What needs to be done →
Which lines of the records below contain the word "people"? Report each of them in full.

Data provided →
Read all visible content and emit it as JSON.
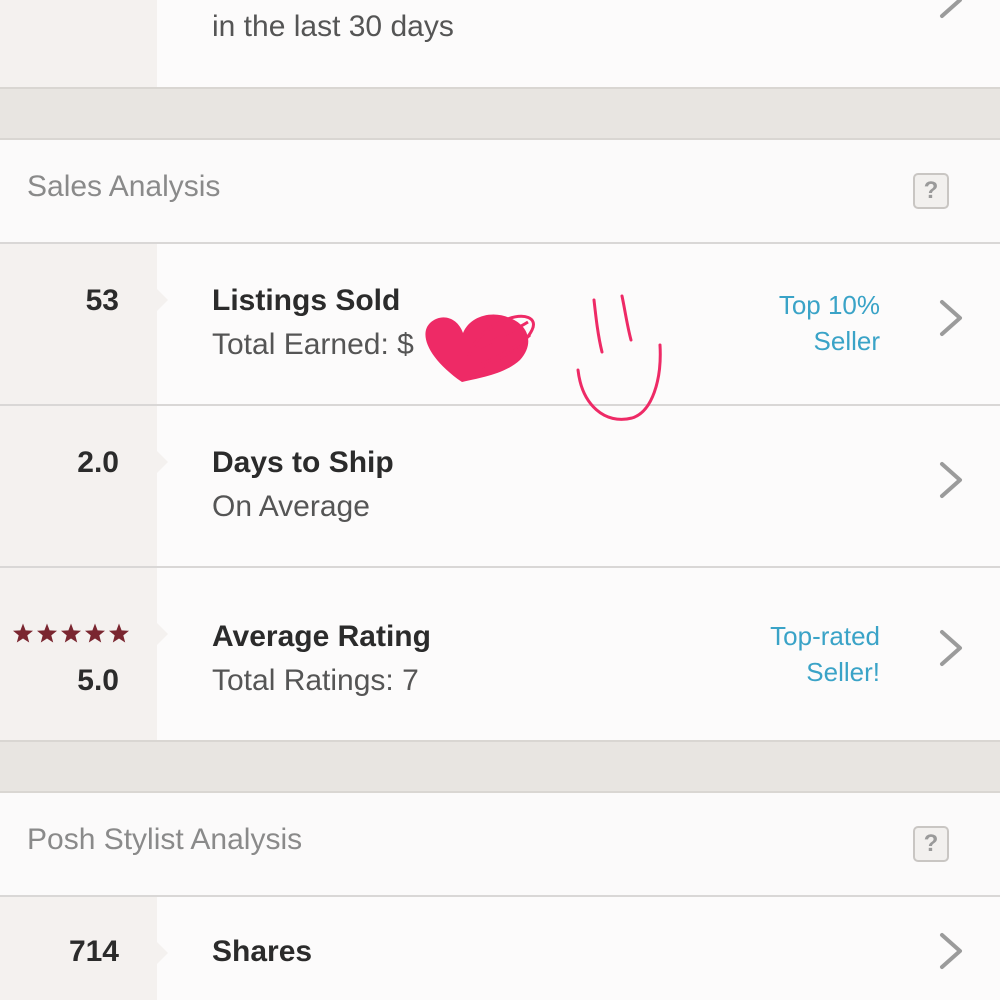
{
  "top_row": {
    "subtitle": "in the last 30 days"
  },
  "sales_analysis": {
    "title": "Sales Analysis",
    "help_label": "?",
    "rows": [
      {
        "value": "53",
        "title": "Listings Sold",
        "subtitle": "Total Earned: $",
        "badge_line1": "Top 10%",
        "badge_line2": "Seller",
        "icon": "chevron-right-icon"
      },
      {
        "value": "2.0",
        "title": "Days to Ship",
        "subtitle": "On Average",
        "icon": "chevron-right-icon"
      },
      {
        "value": "5.0",
        "stars": 5,
        "title": "Average Rating",
        "subtitle": "Total Ratings: 7",
        "badge_line1": "Top-rated",
        "badge_line2": "Seller!",
        "icon": "chevron-right-icon"
      }
    ]
  },
  "posh_stylist_analysis": {
    "title": "Posh Stylist Analysis",
    "help_label": "?",
    "rows": [
      {
        "value": "714",
        "title": "Shares",
        "icon": "chevron-right-icon"
      }
    ]
  },
  "colors": {
    "accent_link": "#3aa3c7",
    "star": "#7a2630",
    "doodle": "#ee2a66"
  }
}
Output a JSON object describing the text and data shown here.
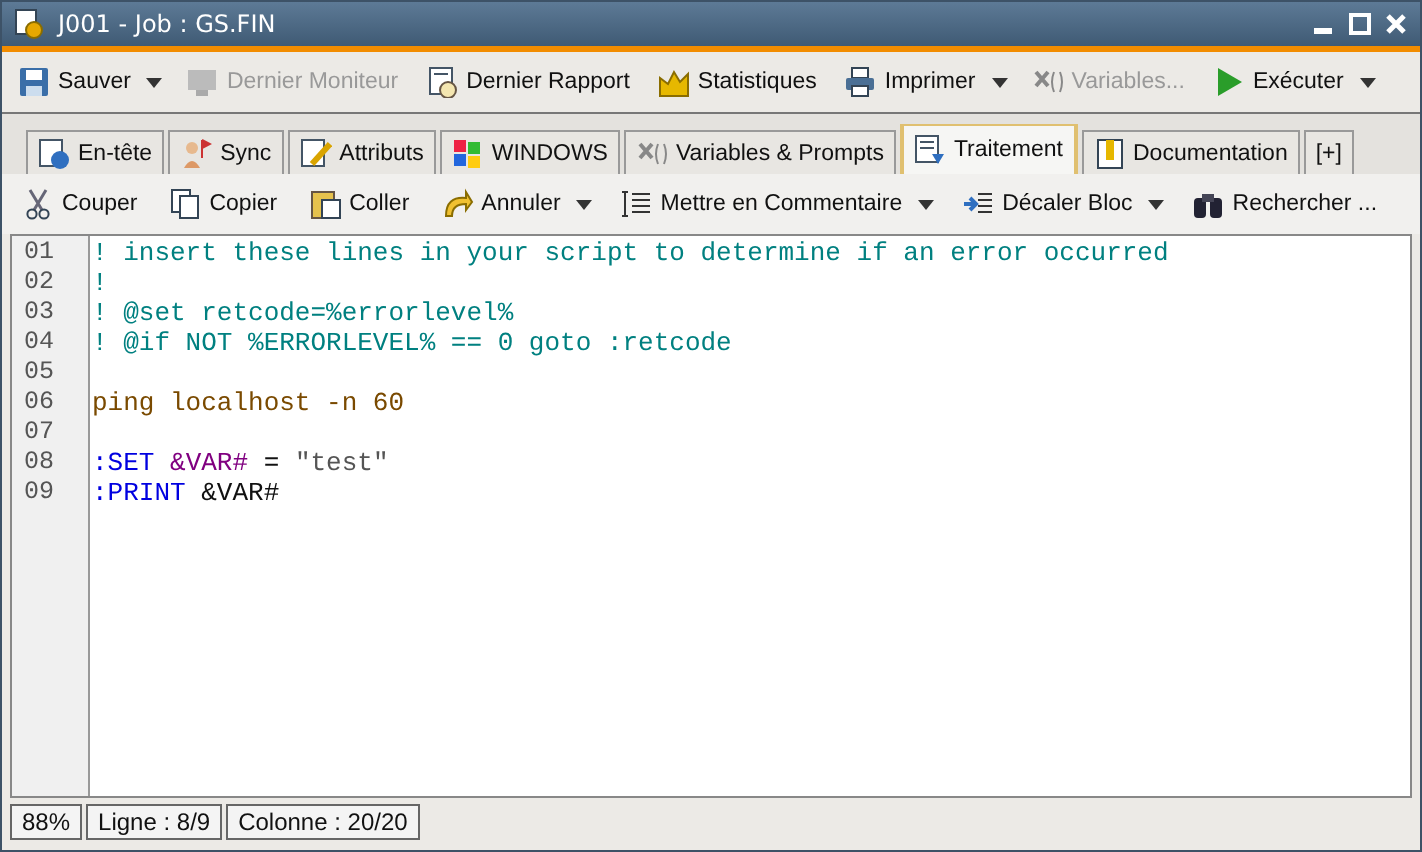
{
  "window": {
    "title": "J001 - Job : GS.FIN"
  },
  "toolbar": [
    {
      "label": "Sauver",
      "dropdown": true,
      "disabled": false
    },
    {
      "label": "Dernier Moniteur",
      "dropdown": false,
      "disabled": true
    },
    {
      "label": "Dernier Rapport",
      "dropdown": false,
      "disabled": false
    },
    {
      "label": "Statistiques",
      "dropdown": false,
      "disabled": false
    },
    {
      "label": "Imprimer",
      "dropdown": true,
      "disabled": false
    },
    {
      "label": "Variables...",
      "dropdown": false,
      "disabled": true
    },
    {
      "label": "Exécuter",
      "dropdown": true,
      "disabled": false
    }
  ],
  "tabs": [
    {
      "label": "En-tête",
      "selected": false
    },
    {
      "label": "Sync",
      "selected": false
    },
    {
      "label": "Attributs",
      "selected": false
    },
    {
      "label": "WINDOWS",
      "selected": false
    },
    {
      "label": "Variables & Prompts",
      "selected": false
    },
    {
      "label": "Traitement",
      "selected": true
    },
    {
      "label": "Documentation",
      "selected": false
    },
    {
      "label": "[+]",
      "selected": false
    }
  ],
  "edit_toolbar": [
    {
      "label": "Couper",
      "dropdown": false
    },
    {
      "label": "Copier",
      "dropdown": false
    },
    {
      "label": "Coller",
      "dropdown": false
    },
    {
      "label": "Annuler",
      "dropdown": true
    },
    {
      "label": "Mettre en Commentaire",
      "dropdown": true
    },
    {
      "label": "Décaler Bloc",
      "dropdown": true
    },
    {
      "label": "Rechercher ...",
      "dropdown": false
    }
  ],
  "editor": {
    "lines": [
      {
        "number": "01",
        "tokens": [
          {
            "kind": "comment",
            "text": "! insert these lines in your script to determine if an error occurred"
          }
        ]
      },
      {
        "number": "02",
        "tokens": [
          {
            "kind": "comment",
            "text": "!"
          }
        ]
      },
      {
        "number": "03",
        "tokens": [
          {
            "kind": "comment",
            "text": "! @set retcode=%errorlevel%"
          }
        ]
      },
      {
        "number": "04",
        "tokens": [
          {
            "kind": "comment",
            "text": "! @if NOT %ERRORLEVEL% == 0 goto :retcode"
          }
        ]
      },
      {
        "number": "05"
      },
      {
        "number": "06",
        "tokens": [
          {
            "kind": "command",
            "text": "ping localhost -n 60"
          }
        ]
      },
      {
        "number": "07"
      },
      {
        "number": "08",
        "tokens": [
          {
            "kind": "keyword",
            "text": ":SET"
          },
          {
            "kind": "variable",
            "text": " &VAR#"
          },
          {
            "kind": "plain",
            "text": " = "
          },
          {
            "kind": "string",
            "text": "\"test\""
          }
        ]
      },
      {
        "number": "09",
        "tokens": [
          {
            "kind": "keyword",
            "text": ":PRINT"
          },
          {
            "kind": "plain",
            "text": " &VAR#"
          }
        ]
      }
    ]
  },
  "status_bar": [
    "88%",
    "Ligne : 8/9",
    "Colonne : 20/20"
  ]
}
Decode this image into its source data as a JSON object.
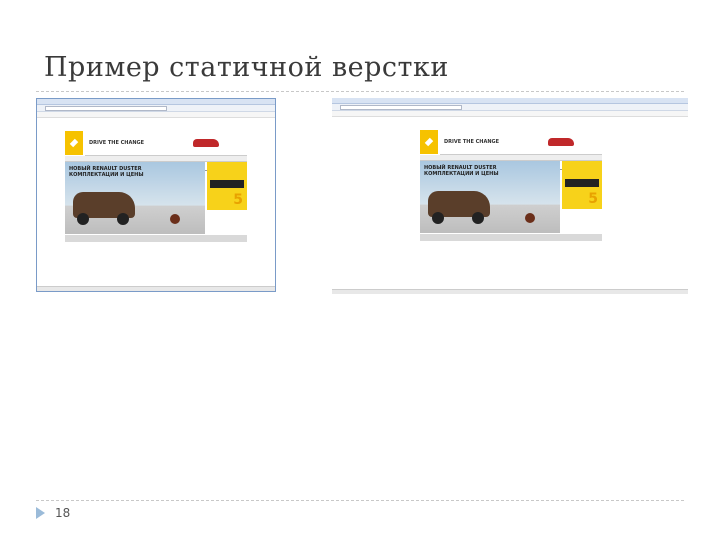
{
  "slide": {
    "title": "Пример статичной верстки",
    "page_number": "18"
  },
  "screenshots": [
    {
      "banner_title": "НОВЫЙ RENAULT DUSTER",
      "banner_sub": "КОМПЛЕКТАЦИИ И ЦЕНЫ",
      "slogan": "DRIVE THE CHANGE",
      "promo_number": "5"
    },
    {
      "banner_title": "НОВЫЙ RENAULT DUSTER",
      "banner_sub": "КОМПЛЕКТАЦИИ И ЦЕНЫ",
      "slogan": "DRIVE THE CHANGE",
      "promo_number": "5"
    }
  ],
  "colors": {
    "accent": "#9bbbd9",
    "brand_yellow": "#f7d21a",
    "frame": "#7a9bc8"
  }
}
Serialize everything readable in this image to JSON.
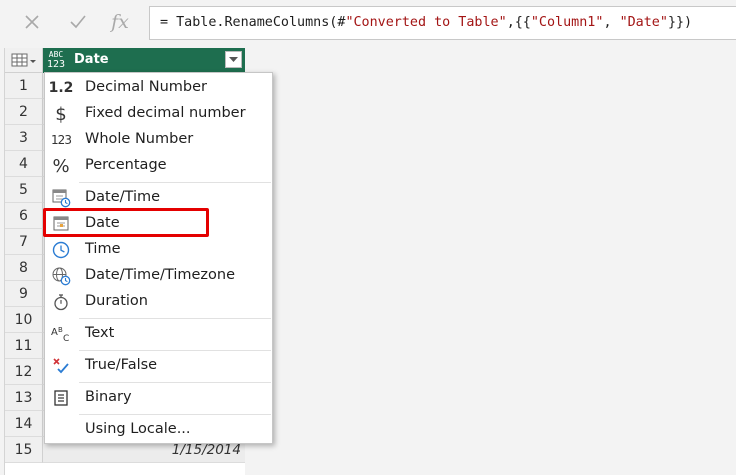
{
  "formula_bar": {
    "cancel_icon": "cross-icon",
    "commit_icon": "check-icon",
    "fx_label": "fx",
    "formula_prefix": "= Table.RenameColumns(#",
    "formula_str1": "\"Converted to Table\"",
    "formula_mid": ",{{",
    "formula_str2": "\"Column1\"",
    "formula_sep": ", ",
    "formula_str3": "\"Date\"",
    "formula_suffix": "}})"
  },
  "grid": {
    "column": {
      "type_icon_top": "ABC",
      "type_icon_bottom": "123",
      "name": "Date",
      "dropdown_icon": "chevron-down-icon"
    },
    "row_numbers": [
      "1",
      "2",
      "3",
      "4",
      "5",
      "6",
      "7",
      "8",
      "9",
      "10",
      "11",
      "12",
      "13",
      "14",
      "15"
    ],
    "visible_cell_value": "1/15/2014"
  },
  "type_menu": {
    "items": [
      {
        "icon": "1.2",
        "label": "Decimal Number"
      },
      {
        "icon": "$",
        "label": "Fixed decimal number"
      },
      {
        "icon": "123",
        "label": "Whole Number"
      },
      {
        "icon": "%",
        "label": "Percentage"
      },
      {
        "icon": "datetime-icon",
        "label": "Date/Time"
      },
      {
        "icon": "calendar-icon",
        "label": "Date"
      },
      {
        "icon": "clock-icon",
        "label": "Time"
      },
      {
        "icon": "globe-clock-icon",
        "label": "Date/Time/Timezone"
      },
      {
        "icon": "stopwatch-icon",
        "label": "Duration"
      },
      {
        "icon": "text-abc-icon",
        "label": "Text"
      },
      {
        "icon": "true-false-icon",
        "label": "True/False"
      },
      {
        "icon": "binary-icon",
        "label": "Binary"
      },
      {
        "icon": "",
        "label": "Using Locale..."
      }
    ],
    "highlighted_item": "Date",
    "highlight_color": "#e40000"
  },
  "colors": {
    "header_green": "#1e6e4f"
  }
}
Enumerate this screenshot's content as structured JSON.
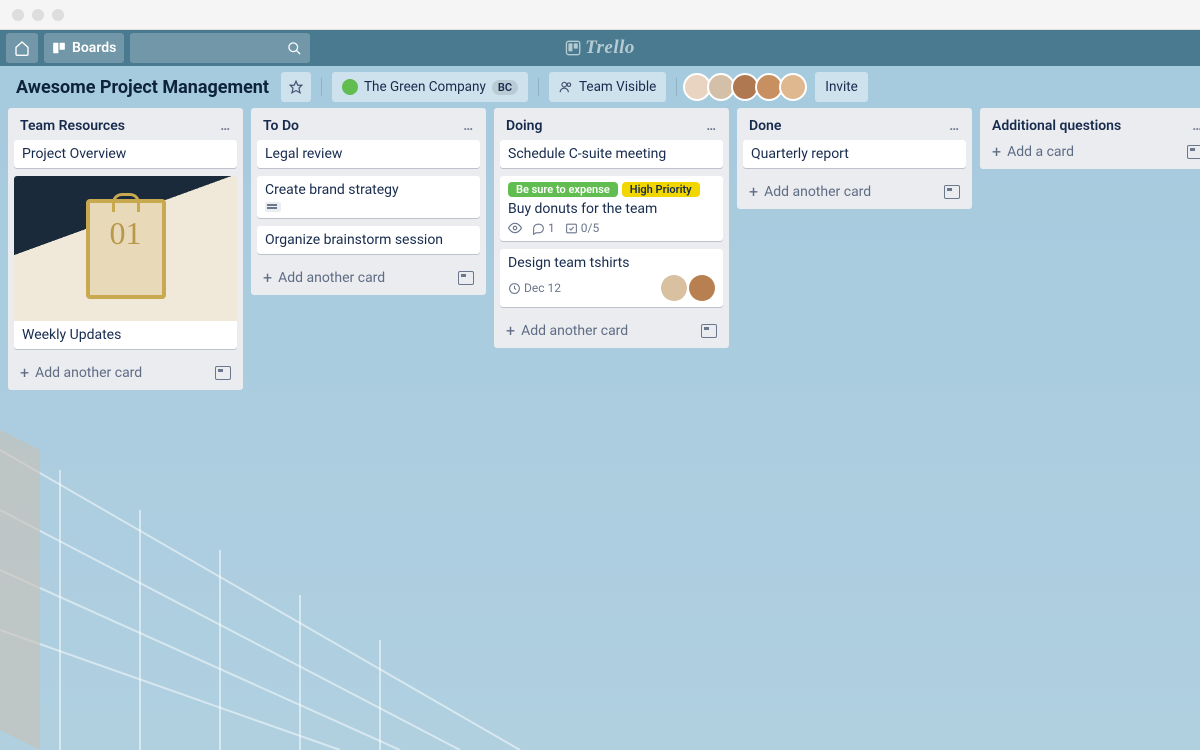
{
  "topbar": {
    "boards_label": "Boards",
    "logo_text": "Trello"
  },
  "board_header": {
    "title": "Awesome Project Management",
    "team_name": "The Green Company",
    "team_badge": "BC",
    "visibility": "Team Visible",
    "invite_label": "Invite",
    "member_count": 5
  },
  "lists": [
    {
      "title": "Team Resources",
      "cards": [
        {
          "title": "Project Overview"
        },
        {
          "title": "Weekly Updates",
          "has_cover": true,
          "cover_text": "01"
        }
      ],
      "add_label": "Add another card"
    },
    {
      "title": "To Do",
      "cards": [
        {
          "title": "Legal review"
        },
        {
          "title": "Create brand strategy",
          "has_description": true
        },
        {
          "title": "Organize brainstorm session"
        }
      ],
      "add_label": "Add another card"
    },
    {
      "title": "Doing",
      "cards": [
        {
          "title": "Schedule C-suite meeting"
        },
        {
          "title": "Buy donuts for the team",
          "labels": [
            {
              "text": "Be sure to expense",
              "color": "green"
            },
            {
              "text": "High Priority",
              "color": "yellow"
            }
          ],
          "badges": {
            "watch": true,
            "comments": "1",
            "checklist": "0/5"
          }
        },
        {
          "title": "Design team tshirts",
          "due": "Dec 12",
          "members": 2
        }
      ],
      "add_label": "Add another card"
    },
    {
      "title": "Done",
      "cards": [
        {
          "title": "Quarterly report"
        }
      ],
      "add_label": "Add another card"
    },
    {
      "title": "Additional questions",
      "cards": [],
      "add_label": "Add a card"
    }
  ]
}
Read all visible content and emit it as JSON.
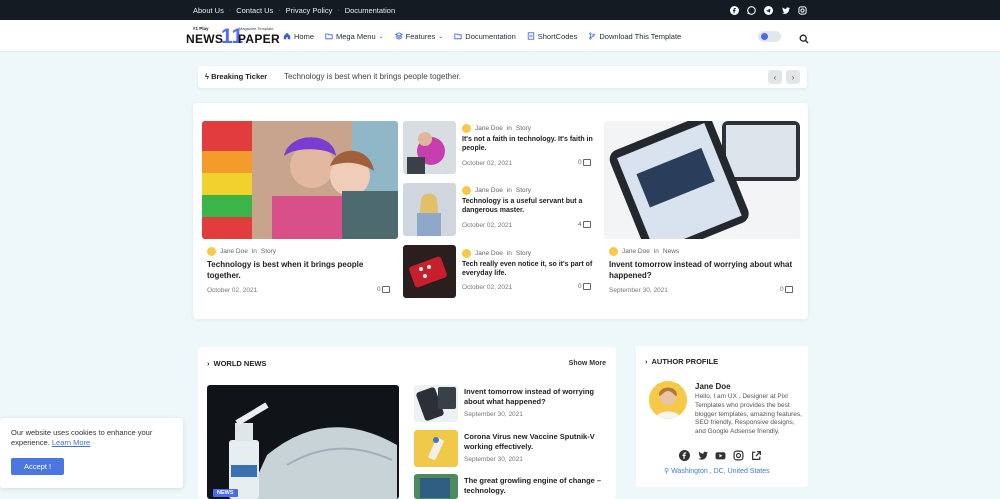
{
  "topbar": {
    "links": [
      "About Us",
      "Contact Us",
      "Privacy Policy",
      "Documentation"
    ],
    "social_icons": [
      "facebook-icon",
      "whatsapp-icon",
      "telegram-icon",
      "twitter-icon",
      "instagram-icon"
    ]
  },
  "logo": {
    "tagline": "#1 Play",
    "word1": "NEWS",
    "number": "11",
    "word2": "PAPER",
    "subtitle": "Magazine Template"
  },
  "menu": [
    {
      "label": "Home",
      "icon": "home-icon"
    },
    {
      "label": "Mega Menu",
      "icon": "folder-icon",
      "dropdown": true
    },
    {
      "label": "Features",
      "icon": "layers-icon",
      "dropdown": true
    },
    {
      "label": "Documentation",
      "icon": "folder-icon"
    },
    {
      "label": "ShortCodes",
      "icon": "code-icon"
    },
    {
      "label": "Download This Template",
      "icon": "branch-icon"
    }
  ],
  "ticker": {
    "label": "Breaking Ticker",
    "text": "Technology is best when it brings people together.",
    "prev": "‹",
    "next": "›"
  },
  "featured": {
    "main": {
      "author": "Jane Doe",
      "in": "in",
      "category": "Story",
      "title": "Technology is best when it brings people together.",
      "date": "October 02, 2021",
      "comments": "0"
    },
    "small": [
      {
        "author": "Jane Doe",
        "in": "in",
        "category": "Story",
        "title": "It's not a faith in technology. It's faith in people.",
        "date": "October 02, 2021",
        "comments": "0"
      },
      {
        "author": "Jane Doe",
        "in": "in",
        "category": "Story",
        "title": "Technology is a useful servant but a dangerous master.",
        "date": "October 02, 2021",
        "comments": "4"
      },
      {
        "author": "Jane Doe",
        "in": "in",
        "category": "Story",
        "title": "Tech really even notice it, so it's part of everyday life.",
        "date": "October 02, 2021",
        "comments": "0"
      }
    ],
    "right": {
      "author": "Jane Doe",
      "in": "in",
      "category": "News",
      "title": "Invent tomorrow instead of worrying about what happened?",
      "date": "September 30, 2021",
      "comments": "0"
    }
  },
  "world_news": {
    "heading": "WORLD NEWS",
    "show_more": "Show More",
    "badge": "NEWS",
    "items": [
      {
        "title": "Invent tomorrow instead of worrying about what happened?",
        "date": "September 30, 2021"
      },
      {
        "title": "Corona Virus new Vaccine Sputnik-V working effectively.",
        "date": "September 30, 2021"
      },
      {
        "title": "The great growling engine of change – technology.",
        "date": ""
      }
    ]
  },
  "author_profile": {
    "heading": "AUTHOR PROFILE",
    "name": "Jane Doe",
    "bio": "Hello, I am UX . Designer at Pixl Templates who provides the best blogger templates, amazing features, SEO friendly, Responsive designs, and Google Adsense friendly.",
    "location": "Washington , DC, United States",
    "social_icons": [
      "facebook-icon",
      "twitter-icon",
      "youtube-icon",
      "instagram-icon",
      "external-link-icon"
    ]
  },
  "cookie": {
    "message": "Our website uses cookies to enhance your experience.",
    "learn_more": "Learn More",
    "accept": "Accept !"
  },
  "colors": {
    "accent": "#4a6af0",
    "topbar": "#141b22",
    "background": "#eef8fb"
  }
}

Solution →
    "text": "Technology is best when it brings people together.",
      "title": "Technology is best when it brings people together.",
        "title": "It's not a faith in technology. It's faith in people.",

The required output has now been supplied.